- _Supplied material_:
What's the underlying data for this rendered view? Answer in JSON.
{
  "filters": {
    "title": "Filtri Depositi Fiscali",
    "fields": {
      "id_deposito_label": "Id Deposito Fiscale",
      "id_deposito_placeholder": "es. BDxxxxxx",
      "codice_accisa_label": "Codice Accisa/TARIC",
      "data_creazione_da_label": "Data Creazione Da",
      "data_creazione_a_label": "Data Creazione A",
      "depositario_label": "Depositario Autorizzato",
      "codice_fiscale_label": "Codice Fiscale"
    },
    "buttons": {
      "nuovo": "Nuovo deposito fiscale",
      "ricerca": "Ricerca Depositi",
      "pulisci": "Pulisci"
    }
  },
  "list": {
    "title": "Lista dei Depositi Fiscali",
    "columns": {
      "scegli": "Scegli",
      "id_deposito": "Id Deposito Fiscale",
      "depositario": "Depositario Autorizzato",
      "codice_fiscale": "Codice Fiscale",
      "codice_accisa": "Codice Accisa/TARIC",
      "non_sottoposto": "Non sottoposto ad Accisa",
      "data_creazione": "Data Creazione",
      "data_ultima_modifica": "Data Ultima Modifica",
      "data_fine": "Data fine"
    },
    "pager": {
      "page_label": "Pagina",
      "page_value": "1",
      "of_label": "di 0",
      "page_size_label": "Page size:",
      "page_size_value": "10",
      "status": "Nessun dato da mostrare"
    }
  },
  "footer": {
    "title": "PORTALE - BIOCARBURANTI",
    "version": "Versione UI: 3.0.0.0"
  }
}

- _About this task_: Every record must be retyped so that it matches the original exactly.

- _Exercise output_:
What's the underlying data for this rendered view? Answer in JSON.
{
  "filters": {
    "title": "Filtri Depositi Fiscali",
    "fields": {
      "id_deposito_label": "Id Deposito Fiscale",
      "id_deposito_placeholder": "es. BDxxxxxx",
      "codice_accisa_label": "Codice Accisa/TARIC",
      "data_creazione_da_label": "Data Creazione Da",
      "data_creazione_a_label": "Data Creazione A",
      "depositario_label": "Depositario Autorizzato",
      "codice_fiscale_label": "Codice Fiscale"
    },
    "buttons": {
      "nuovo": "Nuovo deposito fiscale",
      "ricerca": "Ricerca Depositi",
      "pulisci": "Pulisci"
    }
  },
  "list": {
    "title": "Lista dei Depositi Fiscali",
    "columns": {
      "scegli": "Scegli",
      "id_deposito": "Id Deposito Fiscale",
      "depositario": "Depositario Autorizzato",
      "codice_fiscale": "Codice Fiscale",
      "codice_accisa": "Codice Accisa/TARIC",
      "non_sottoposto": "Non sottoposto ad Accisa",
      "data_creazione": "Data Creazione",
      "data_ultima_modifica": "Data Ultima Modifica",
      "data_fine": "Data fine"
    },
    "pager": {
      "page_label": "Pagina",
      "page_value": "1",
      "of_label": "di 0",
      "page_size_label": "Page size:",
      "page_size_value": "10",
      "status": "Nessun dato da mostrare"
    }
  },
  "footer": {
    "title": "PORTALE - BIOCARBURANTI",
    "version": "Versione UI: 3.0.0.0"
  }
}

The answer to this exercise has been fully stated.